Dataset rows describing interfaces –
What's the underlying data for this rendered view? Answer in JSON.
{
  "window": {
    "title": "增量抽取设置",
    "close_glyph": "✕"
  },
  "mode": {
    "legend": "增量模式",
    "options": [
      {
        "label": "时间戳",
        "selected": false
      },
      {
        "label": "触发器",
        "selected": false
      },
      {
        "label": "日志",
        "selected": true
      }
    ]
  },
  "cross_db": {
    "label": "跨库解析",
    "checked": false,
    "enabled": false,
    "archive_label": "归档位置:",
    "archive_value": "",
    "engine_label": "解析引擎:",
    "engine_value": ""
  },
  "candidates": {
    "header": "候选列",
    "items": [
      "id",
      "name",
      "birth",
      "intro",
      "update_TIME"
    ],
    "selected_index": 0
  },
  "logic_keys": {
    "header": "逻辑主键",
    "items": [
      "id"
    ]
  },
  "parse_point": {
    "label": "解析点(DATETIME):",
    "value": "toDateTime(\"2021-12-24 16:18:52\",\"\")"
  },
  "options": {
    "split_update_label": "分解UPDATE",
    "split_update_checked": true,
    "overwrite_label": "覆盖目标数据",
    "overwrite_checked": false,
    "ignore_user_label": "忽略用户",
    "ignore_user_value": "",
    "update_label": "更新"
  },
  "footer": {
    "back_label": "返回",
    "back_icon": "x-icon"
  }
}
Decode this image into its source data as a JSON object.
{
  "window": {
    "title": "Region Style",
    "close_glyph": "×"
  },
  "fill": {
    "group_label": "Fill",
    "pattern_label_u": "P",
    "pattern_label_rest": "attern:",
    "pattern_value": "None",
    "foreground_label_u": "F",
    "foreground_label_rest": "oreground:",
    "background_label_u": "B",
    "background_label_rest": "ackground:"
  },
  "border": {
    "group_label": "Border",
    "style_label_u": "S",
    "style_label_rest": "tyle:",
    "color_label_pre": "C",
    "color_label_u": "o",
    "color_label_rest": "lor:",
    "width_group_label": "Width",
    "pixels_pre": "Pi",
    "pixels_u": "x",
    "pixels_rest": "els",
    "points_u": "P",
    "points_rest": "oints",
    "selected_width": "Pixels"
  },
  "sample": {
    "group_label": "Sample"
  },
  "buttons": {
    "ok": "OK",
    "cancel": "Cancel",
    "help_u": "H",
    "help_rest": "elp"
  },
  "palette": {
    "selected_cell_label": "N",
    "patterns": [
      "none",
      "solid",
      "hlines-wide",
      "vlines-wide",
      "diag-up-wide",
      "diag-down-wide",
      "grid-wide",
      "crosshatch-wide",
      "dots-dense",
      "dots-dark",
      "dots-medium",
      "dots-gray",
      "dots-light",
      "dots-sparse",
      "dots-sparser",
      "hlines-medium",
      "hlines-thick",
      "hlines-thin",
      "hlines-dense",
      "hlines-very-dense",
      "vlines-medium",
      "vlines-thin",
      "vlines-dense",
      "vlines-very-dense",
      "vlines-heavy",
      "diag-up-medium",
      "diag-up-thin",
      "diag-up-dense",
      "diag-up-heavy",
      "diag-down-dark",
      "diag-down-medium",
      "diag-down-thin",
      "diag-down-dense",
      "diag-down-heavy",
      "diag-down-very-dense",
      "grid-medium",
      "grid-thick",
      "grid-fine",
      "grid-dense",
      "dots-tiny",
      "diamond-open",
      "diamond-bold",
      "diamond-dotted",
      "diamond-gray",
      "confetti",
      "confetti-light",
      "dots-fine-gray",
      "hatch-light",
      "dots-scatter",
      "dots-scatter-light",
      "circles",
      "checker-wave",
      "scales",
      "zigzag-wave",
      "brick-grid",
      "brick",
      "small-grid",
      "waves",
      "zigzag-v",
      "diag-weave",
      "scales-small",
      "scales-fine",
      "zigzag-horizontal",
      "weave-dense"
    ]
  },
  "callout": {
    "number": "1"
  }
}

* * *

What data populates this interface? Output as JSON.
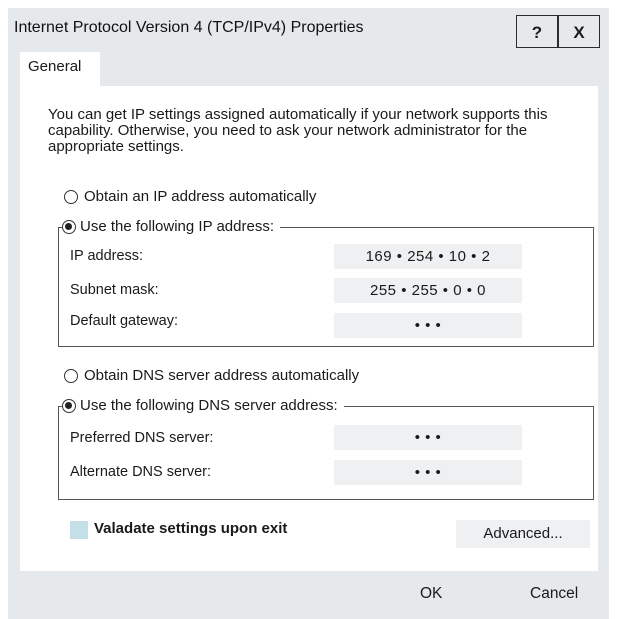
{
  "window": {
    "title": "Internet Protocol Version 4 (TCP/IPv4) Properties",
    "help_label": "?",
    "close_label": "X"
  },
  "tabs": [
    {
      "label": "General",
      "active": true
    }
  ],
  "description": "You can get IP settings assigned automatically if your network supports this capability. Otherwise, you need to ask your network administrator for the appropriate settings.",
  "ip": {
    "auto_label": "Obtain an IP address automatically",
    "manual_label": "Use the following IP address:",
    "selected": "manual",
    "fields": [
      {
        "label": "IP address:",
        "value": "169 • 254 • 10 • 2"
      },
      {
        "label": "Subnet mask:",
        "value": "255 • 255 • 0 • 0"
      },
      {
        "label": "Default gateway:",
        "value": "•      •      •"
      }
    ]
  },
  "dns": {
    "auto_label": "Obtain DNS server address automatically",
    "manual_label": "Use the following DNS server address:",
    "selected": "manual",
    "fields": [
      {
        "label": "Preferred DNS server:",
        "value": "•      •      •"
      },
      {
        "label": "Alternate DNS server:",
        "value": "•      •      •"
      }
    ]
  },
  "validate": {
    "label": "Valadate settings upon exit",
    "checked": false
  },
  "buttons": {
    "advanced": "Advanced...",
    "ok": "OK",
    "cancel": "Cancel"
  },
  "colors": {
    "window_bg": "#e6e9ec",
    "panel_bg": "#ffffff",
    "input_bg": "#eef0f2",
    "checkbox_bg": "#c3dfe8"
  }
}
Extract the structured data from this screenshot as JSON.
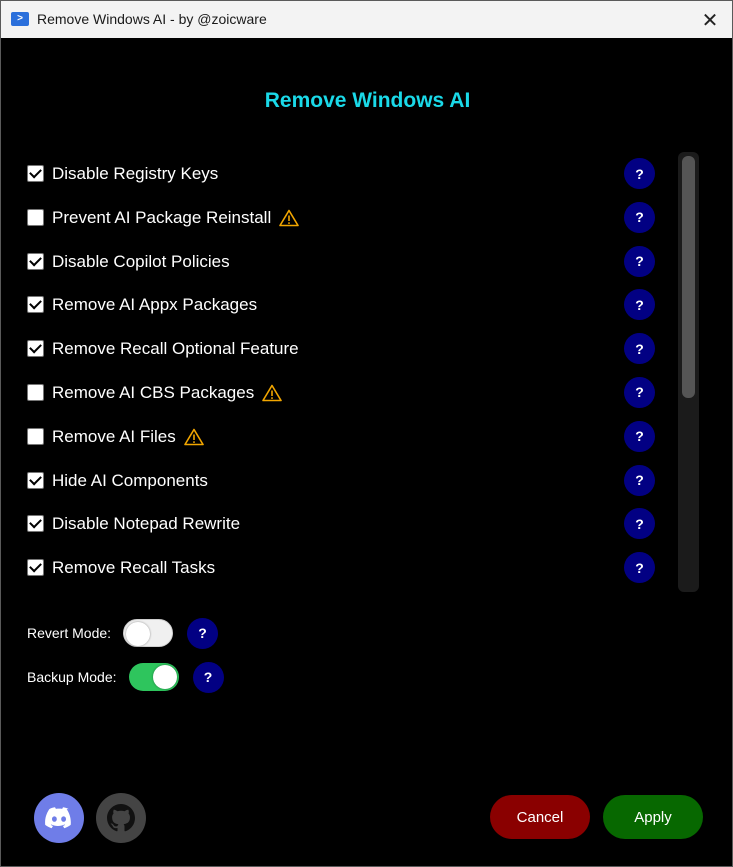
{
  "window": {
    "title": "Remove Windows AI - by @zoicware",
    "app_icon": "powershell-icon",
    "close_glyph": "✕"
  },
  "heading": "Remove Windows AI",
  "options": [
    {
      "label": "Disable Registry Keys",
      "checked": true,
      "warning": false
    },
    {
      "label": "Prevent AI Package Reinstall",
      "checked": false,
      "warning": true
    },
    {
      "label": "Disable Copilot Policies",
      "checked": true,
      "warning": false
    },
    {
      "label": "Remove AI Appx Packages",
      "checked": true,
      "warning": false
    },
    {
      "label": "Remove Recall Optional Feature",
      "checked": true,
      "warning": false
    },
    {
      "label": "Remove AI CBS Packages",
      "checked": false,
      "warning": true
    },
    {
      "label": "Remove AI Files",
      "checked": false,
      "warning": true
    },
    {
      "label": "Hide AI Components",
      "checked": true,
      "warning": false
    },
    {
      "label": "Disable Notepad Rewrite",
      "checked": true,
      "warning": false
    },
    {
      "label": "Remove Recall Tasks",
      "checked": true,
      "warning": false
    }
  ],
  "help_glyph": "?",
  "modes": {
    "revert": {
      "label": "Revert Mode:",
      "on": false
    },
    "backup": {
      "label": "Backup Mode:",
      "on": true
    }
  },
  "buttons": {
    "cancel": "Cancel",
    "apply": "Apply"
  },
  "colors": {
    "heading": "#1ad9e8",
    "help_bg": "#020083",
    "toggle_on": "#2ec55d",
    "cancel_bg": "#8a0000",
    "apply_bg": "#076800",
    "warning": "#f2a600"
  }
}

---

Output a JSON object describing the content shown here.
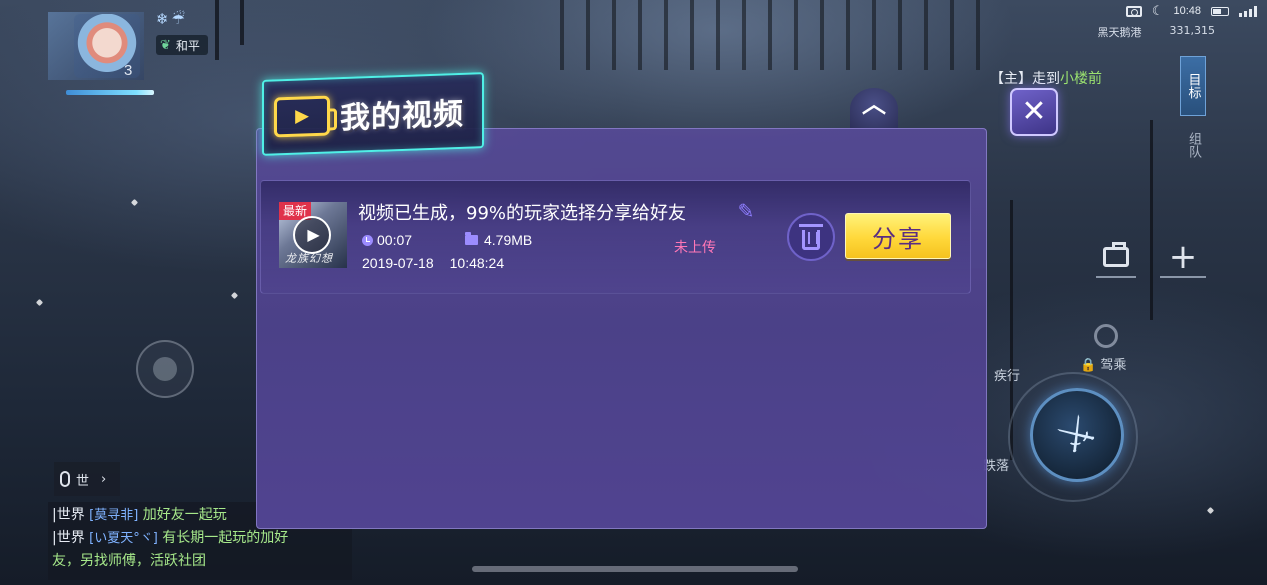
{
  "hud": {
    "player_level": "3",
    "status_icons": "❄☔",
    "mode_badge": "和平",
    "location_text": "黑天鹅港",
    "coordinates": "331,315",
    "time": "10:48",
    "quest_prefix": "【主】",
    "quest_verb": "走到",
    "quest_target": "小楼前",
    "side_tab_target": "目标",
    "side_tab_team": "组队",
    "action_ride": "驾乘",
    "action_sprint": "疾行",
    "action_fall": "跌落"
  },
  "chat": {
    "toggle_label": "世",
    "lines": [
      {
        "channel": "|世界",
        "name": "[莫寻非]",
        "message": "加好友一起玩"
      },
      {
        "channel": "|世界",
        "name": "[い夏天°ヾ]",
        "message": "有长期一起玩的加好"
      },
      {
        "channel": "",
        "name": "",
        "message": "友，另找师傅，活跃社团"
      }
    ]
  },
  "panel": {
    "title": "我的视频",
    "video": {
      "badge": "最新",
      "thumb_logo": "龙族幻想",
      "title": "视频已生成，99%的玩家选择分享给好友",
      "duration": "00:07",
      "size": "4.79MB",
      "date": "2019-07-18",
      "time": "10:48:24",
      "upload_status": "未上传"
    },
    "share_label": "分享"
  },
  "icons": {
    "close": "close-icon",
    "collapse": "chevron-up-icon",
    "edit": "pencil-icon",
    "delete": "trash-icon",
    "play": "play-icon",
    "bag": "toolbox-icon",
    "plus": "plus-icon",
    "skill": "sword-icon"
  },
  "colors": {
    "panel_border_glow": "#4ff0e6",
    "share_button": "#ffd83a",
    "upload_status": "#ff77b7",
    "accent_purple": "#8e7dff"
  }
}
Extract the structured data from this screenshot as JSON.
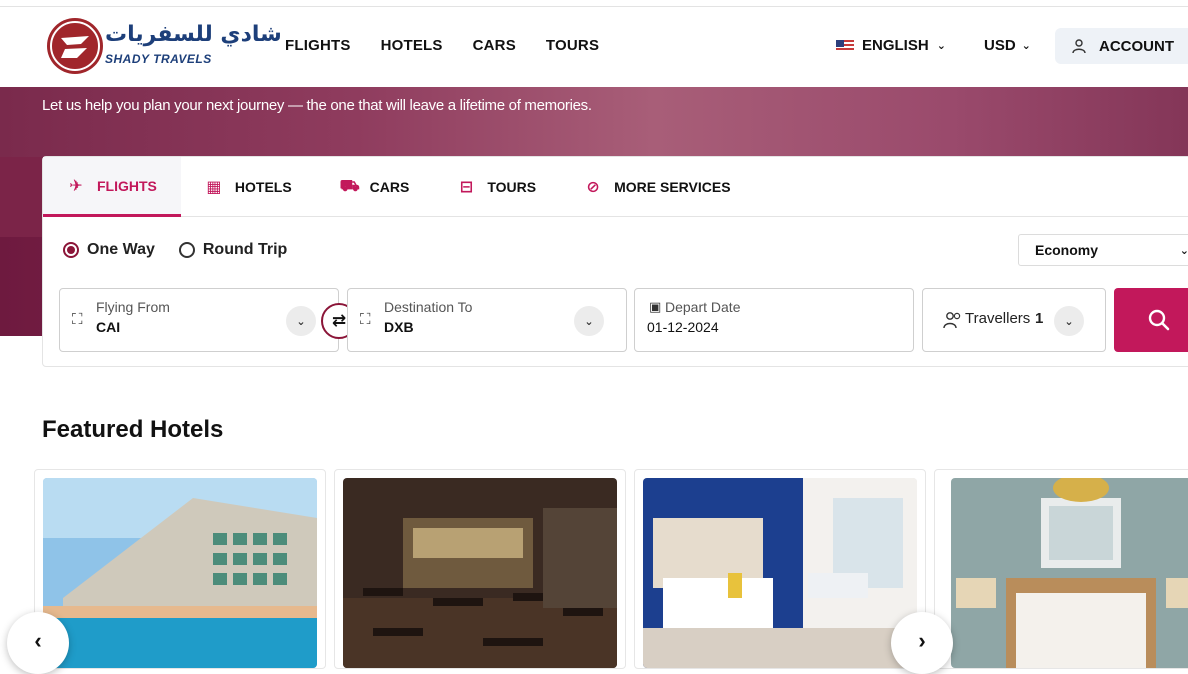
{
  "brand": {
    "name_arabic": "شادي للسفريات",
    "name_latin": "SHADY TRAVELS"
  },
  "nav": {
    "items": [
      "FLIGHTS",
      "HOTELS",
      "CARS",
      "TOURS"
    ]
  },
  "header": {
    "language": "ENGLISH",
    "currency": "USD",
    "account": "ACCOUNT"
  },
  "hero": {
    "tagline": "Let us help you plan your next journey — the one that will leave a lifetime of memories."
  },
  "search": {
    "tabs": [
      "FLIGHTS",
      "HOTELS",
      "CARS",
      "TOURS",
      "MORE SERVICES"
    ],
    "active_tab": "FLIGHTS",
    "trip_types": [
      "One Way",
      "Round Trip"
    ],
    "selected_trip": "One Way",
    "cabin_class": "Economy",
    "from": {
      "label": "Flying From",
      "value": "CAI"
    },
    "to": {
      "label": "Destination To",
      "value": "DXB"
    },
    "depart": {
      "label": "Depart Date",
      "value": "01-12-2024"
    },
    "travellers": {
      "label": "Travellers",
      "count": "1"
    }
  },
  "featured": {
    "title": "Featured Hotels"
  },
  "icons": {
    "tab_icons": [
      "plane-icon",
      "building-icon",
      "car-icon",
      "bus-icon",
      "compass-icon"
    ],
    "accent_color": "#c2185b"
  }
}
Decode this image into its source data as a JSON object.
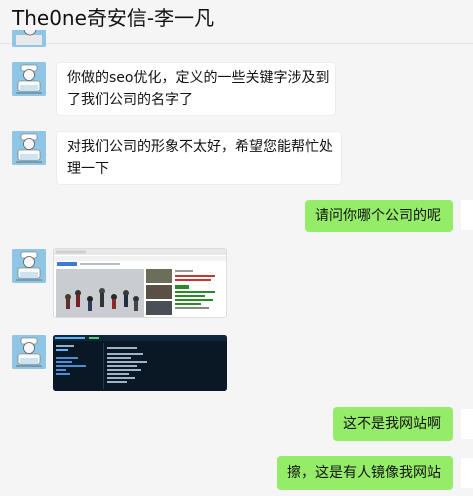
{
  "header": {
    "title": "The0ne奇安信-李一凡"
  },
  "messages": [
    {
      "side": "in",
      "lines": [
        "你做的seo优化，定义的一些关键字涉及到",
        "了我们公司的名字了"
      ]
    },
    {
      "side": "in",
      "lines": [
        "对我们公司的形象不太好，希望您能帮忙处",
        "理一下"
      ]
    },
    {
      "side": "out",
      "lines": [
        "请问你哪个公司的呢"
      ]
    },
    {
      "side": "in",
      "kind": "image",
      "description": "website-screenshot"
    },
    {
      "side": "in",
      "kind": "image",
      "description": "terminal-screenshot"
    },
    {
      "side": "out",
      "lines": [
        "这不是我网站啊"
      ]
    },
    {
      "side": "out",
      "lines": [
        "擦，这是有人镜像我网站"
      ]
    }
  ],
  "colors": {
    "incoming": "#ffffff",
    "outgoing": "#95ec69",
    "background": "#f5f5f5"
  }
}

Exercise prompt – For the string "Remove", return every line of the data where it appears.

Answer –
    "title": "Remove Windows AI - by @zoicware",
  "heading": "Remove Windows AI",
      "label": "Remove AI Appx Packages",
      "label": "Remove Recall Optional Feature",
      "label": "Remove AI CBS Packages",
      "label": "Remove AI Files",
      "label": "Remove Recall Tasks",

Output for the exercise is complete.